The NSX has been a sell-out. At £52,000 (£55,000 with automatic transmission) it is in such short supply that at least one of the twenty or so cars that have come on the UK market has been advertised in the classified columns at a handsome premium.
Honda's Tochigi plant makes only twenty-five of the 3ft 10in tall mid-engined NSX coupes every day. Of these only 150 will come to the UK this year making it as exclusive as a Ferrari and rarer than a Porsche. It has all the elegance of both without the highly-strung nature of either.
The Honda's critics may regard it as a usurper, but anybody who enjoys driving fast on the road without feeling constantly on the threshold of disaster, will welcome it. Unlike many Ferraris, it does not demand deftness at the wheel, although with 270 horse power available from the 3 litre V-6 it does demand concentration.
This is the Audi R8 V8

Honda has drawn on its racing experience for some of the engine's radical features such as the lightweight (and expensive) titanium connecting rods. VTEC or variable valve timing is an ingenious feature, which engages a different cam profile to retune the engine for extra power at high speeds. The result is a substantial improvement in efficiency and commendable fuel consumption of more than 20mpg. The greatest asset of the NSX is its predictable behaviour. Other so-called supercars can snap quickly and violently out of control, but the NSX has cornering power to spare for emergencies, sudden swerves, uneven surfaces, or bends that tighten up unexpectedly. It is safe because it will not betray the semi-skilled driver yet its fine poise and good balance will amply reward the proficient.
It inspires confidence.
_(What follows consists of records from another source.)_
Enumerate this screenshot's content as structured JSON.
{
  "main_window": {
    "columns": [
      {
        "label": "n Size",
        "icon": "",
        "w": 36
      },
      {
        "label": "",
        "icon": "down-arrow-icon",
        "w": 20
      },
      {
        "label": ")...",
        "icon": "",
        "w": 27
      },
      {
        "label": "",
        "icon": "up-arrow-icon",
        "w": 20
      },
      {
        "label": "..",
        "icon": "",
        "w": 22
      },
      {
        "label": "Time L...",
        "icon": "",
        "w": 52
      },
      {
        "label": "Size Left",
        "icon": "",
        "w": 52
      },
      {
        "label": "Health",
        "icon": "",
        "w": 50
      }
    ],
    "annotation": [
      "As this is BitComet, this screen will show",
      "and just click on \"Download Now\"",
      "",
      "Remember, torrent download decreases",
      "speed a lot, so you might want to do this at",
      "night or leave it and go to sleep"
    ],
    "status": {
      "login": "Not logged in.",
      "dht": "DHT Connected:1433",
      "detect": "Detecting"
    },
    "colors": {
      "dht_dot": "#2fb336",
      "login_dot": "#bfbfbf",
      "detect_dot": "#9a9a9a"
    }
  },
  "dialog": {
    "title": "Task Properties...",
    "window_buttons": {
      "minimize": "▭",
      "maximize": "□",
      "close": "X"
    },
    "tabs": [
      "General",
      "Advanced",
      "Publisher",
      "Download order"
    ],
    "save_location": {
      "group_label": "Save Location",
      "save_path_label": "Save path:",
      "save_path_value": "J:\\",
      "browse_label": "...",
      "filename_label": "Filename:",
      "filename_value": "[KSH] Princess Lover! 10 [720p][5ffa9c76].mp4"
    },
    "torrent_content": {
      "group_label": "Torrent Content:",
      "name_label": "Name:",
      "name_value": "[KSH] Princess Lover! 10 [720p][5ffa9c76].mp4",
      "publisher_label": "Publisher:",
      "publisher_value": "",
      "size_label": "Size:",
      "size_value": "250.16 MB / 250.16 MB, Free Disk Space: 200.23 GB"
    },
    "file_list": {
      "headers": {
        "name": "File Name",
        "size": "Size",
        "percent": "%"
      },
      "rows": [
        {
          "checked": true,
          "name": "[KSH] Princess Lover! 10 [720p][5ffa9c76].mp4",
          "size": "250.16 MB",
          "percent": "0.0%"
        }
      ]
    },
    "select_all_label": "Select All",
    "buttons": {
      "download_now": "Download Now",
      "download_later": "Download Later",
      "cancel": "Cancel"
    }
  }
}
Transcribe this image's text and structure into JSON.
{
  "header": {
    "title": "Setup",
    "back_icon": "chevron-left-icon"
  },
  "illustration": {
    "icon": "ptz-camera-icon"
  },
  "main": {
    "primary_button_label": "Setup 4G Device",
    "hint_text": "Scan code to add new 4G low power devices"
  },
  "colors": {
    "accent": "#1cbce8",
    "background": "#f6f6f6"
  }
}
The mid-engined layout places the bulk of the weight in the middle, where it will not make the front or back swing wide. The balance is perfect, provoking no tail slides, no front wheel skids, and while it may have less grip of a racetrack than a Porsche Carrera 4, it can be cornered faster on the road because the driver always knows where he is with it.
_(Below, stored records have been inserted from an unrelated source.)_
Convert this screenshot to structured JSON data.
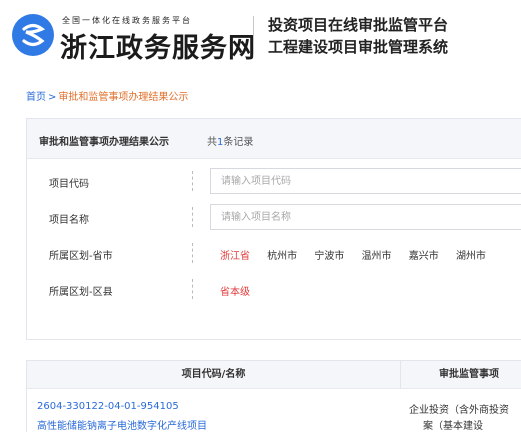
{
  "header": {
    "logo_icon": "zhejiang-gov-logo-icon",
    "brand_sub": "全国一体化在线政务服务平台",
    "brand_main": "浙江政务服务网",
    "system_line1": "投资项目在线审批监管平台",
    "system_line2": "工程建设项目审批管理系统"
  },
  "breadcrumb": {
    "home": "首页",
    "separator": ">",
    "current": "审批和监管事项办理结果公示"
  },
  "filter": {
    "title": "审批和监管事项办理结果公示",
    "count_prefix": "共",
    "count": "1",
    "count_suffix": "条记录",
    "project_code": {
      "label": "项目代码",
      "placeholder": "请输入项目代码",
      "value": ""
    },
    "project_name": {
      "label": "项目名称",
      "placeholder": "请输入项目名称",
      "value": ""
    },
    "region_city": {
      "label": "所属区划-省市",
      "options": [
        "浙江省",
        "杭州市",
        "宁波市",
        "温州市",
        "嘉兴市",
        "湖州市"
      ],
      "selected": "浙江省"
    },
    "region_county": {
      "label": "所属区划-区县",
      "options": [
        "省本级"
      ],
      "selected": "省本级"
    }
  },
  "table": {
    "headers": [
      "项目代码/名称",
      "审批监管事项"
    ],
    "rows": [
      {
        "code": "2604-330122-04-01-954105",
        "name": "高性能储能钠离子电池数字化产线项目",
        "type_line1": "企业投资（含外商投资",
        "type_line2": "案（基本建设"
      }
    ]
  },
  "colors": {
    "accent_blue": "#2a6ad8",
    "logo_blue": "#2f7ae5",
    "breadcrumb_current": "#e0702c",
    "selected_red": "#e23b3b"
  }
}
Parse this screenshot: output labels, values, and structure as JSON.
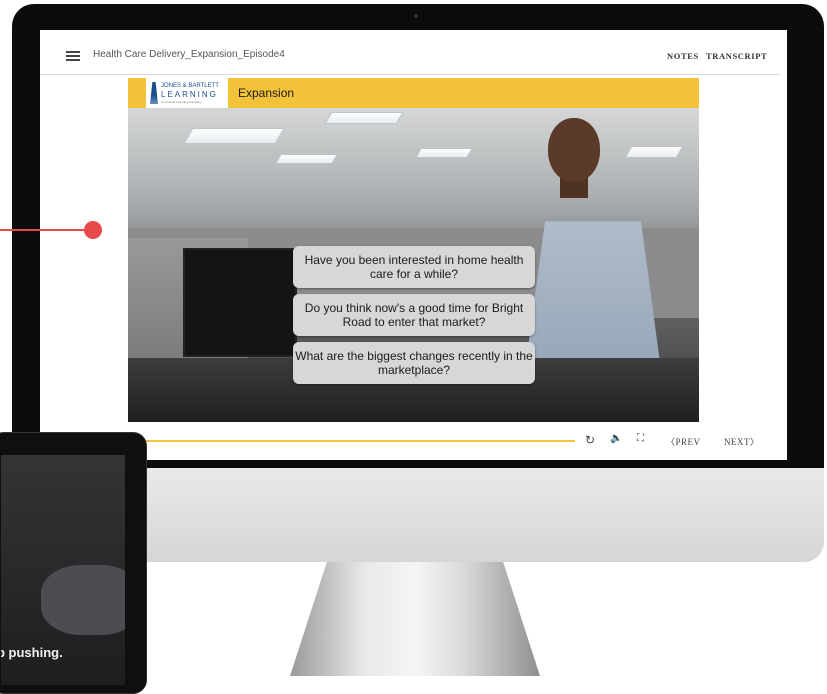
{
  "player": {
    "course_title": "Health Care Delivery_Expansion_Episode4",
    "notes_label": "NOTES",
    "transcript_label": "TRANSCRIPT"
  },
  "video": {
    "banner_title": "Expansion",
    "logo": {
      "line1": "JONES & BARTLETT",
      "line2": "LEARNING",
      "line3": "An Ascend Learning Company"
    },
    "choices": [
      "Have you been interested in home health care for a while?",
      "Do you think now's a good time for Bright Road to enter that market?",
      "What are the biggest changes recently in the marketplace?"
    ]
  },
  "controls": {
    "prev_label": "〈PREV",
    "next_label": "NEXT〉",
    "replay_icon": "↻",
    "volume_icon": "🔈",
    "fullscreen_icon": "⛶"
  },
  "laptop": {
    "caption": "p pushing."
  },
  "colors": {
    "accent_yellow": "#f3c23b",
    "callout_red": "#e84a4a"
  }
}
The NSX accelerates to 60mph in less than 6 seconds, reaches 100mph in under 14 seconds, and its powerful brakes can produce stopping power of over 1g, with the fat specially developed Yokohama tyres gripping the road with great might. It is as tolerant in the wet as it is in the dry; the driver gets plenty of warning through the steering of the limits of prudence.
The interior is hardly grandiloquent. It has an instrument display that would not look out of place in a Honda Accord and agreeable stitched leather seats. There is nothing fancy here, nor is there much to be said for a luggage boot that does not take a full-sized suitcase. It is a basin-shaped bin right at the tail behind the high-revving masterpiece of an engine.
The NSX can crawl along in traffic making no more noise than a small Rover, then accelerate to 160mph, reaching over 8,000rpm in the gears and sounding every bit the thoroughbred. Honda felt no obligation to compete with Ferrari and Porsche for the apprehensions of the
sports car buyer. Tradition runs deeper here than even in the luxury market.
This is the V10 engine of an R8's well finished (and illuminated) engine compartment. No modesty here.
Instead Honda made it their business to win grand prix races; it was the only way to convince the fastidious buyer that is more than a match for Ferrari or Cosworth or anybody else. Honda won the world championship more convincingly than anybody has since the days of Mercedes-Benz.
The NSX may never attract the traditional Ferrari or Porsche customer who will not regard it in the same designer-label style. No matter, the NSX is perfectly capable of creating its own new market among people who would never buy a fractious Ferrari or a too-precious Porsche in any case.

Audi also makes practical cars.

"Audi", "Honda"Eric Dymock